One of the benefits is that lenders using HAFA now must respond within 10 days to home-purchase contracts. Based on what REALTORS® in markets around the country have reported, some banks take months to respond to offers on short-sale or foreclosure properties.
Second mortgage solution
Although the new HAFA process should help speed up short sales, there could still be problems negotiating some deals, according to Anthony Hutchinson, senior policy representative for NAR.
Many of the homeowners who want to do short sales have more than one mortgage loan. Because second mortgage lenders get paid only if there are sales proceeds left after the first mortgage is paid off, they aren’t keen to OK a short sale. “The real challenges lie with second mortgage holders who don’t see the advantage of doing a short sale,” he says.
The new HAFA program would set aside 6%, or up to $6,000, of the sale proceeds for second mortgage lenders that agree to a short sale. “If the property goes into foreclosure instead of becoming a short sale, the second mortgage lender will likely get zero and the homeowner would lose his home,” Hutchinson says.
In addition, NAR successfully lobbied to stop banks from requiring foreclosed homeowners using HAFA to repay the difference between the sales price and the amount still owed on the home’s mortgages after the short sale closes. However, that break on repayment won’t apply to short sales that take place outside HAFA, unless homeowners specifically negotiate that benefit for themselves.

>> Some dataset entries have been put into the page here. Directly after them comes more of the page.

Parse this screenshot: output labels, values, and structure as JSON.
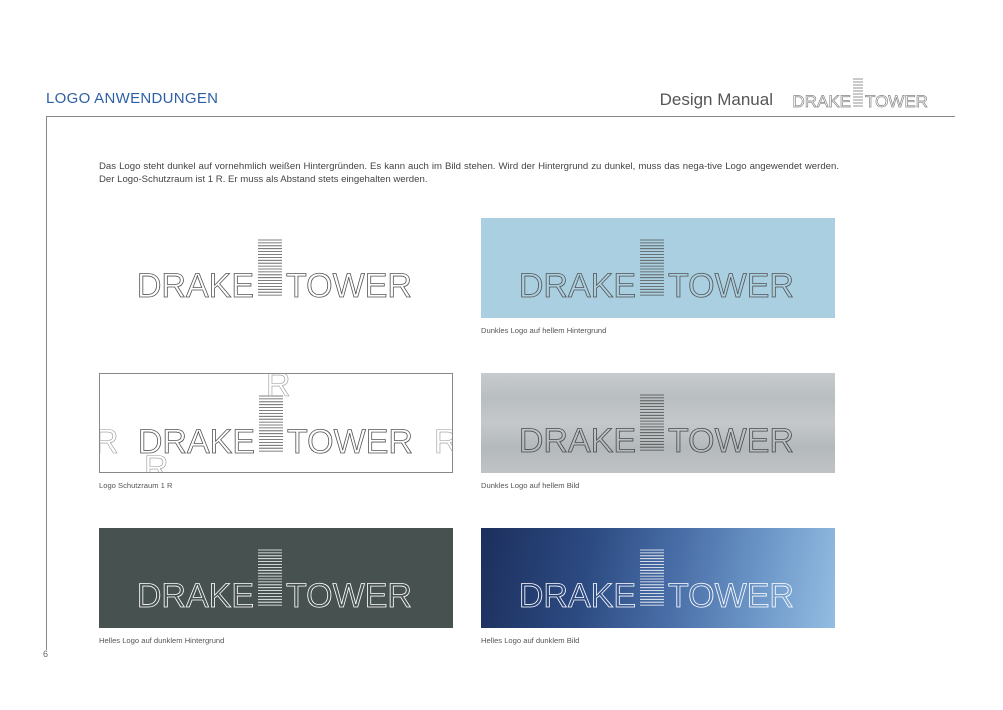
{
  "header": {
    "section_title": "LOGO ANWENDUNGEN",
    "manual_label": "Design Manual",
    "logo_word_left": "DRAKE",
    "logo_word_right": "TOWER"
  },
  "intro": "Das Logo steht dunkel auf vornehmlich weißen Hintergründen. Es kann auch im Bild stehen. Wird der Hintergrund zu dunkel, muss das nega-tive Logo angewendet werden. Der Logo-Schutzraum ist 1 R. Er muss als Abstand stets eingehalten werden.",
  "logo": {
    "left": "DRAKE",
    "right": "TOWER"
  },
  "panels": [
    {
      "caption": ""
    },
    {
      "caption": "Dunkles Logo auf hellem Hintergrund"
    },
    {
      "caption": "Logo Schutzraum 1 R",
      "spacing_letter": "R"
    },
    {
      "caption": "Dunkles Logo auf hellem Bild"
    },
    {
      "caption": "Helles Logo auf dunklem Hintergrund"
    },
    {
      "caption": "Helles Logo auf dunklem Bild"
    }
  ],
  "colors": {
    "accent": "#2d5fa6",
    "light_blue_background": "#a9cfe0",
    "dark_background": "#465150",
    "dark_logo": "#555555",
    "light_logo": "#ffffff"
  },
  "page_number": "6"
}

“That’s important because, in some states, mortgage lenders can come after the homeowner for that money years after the short sale,” says Hutchinson. “In fact, some mortgage lenders are already selling those debts to collection agencies and more may do so in the future.”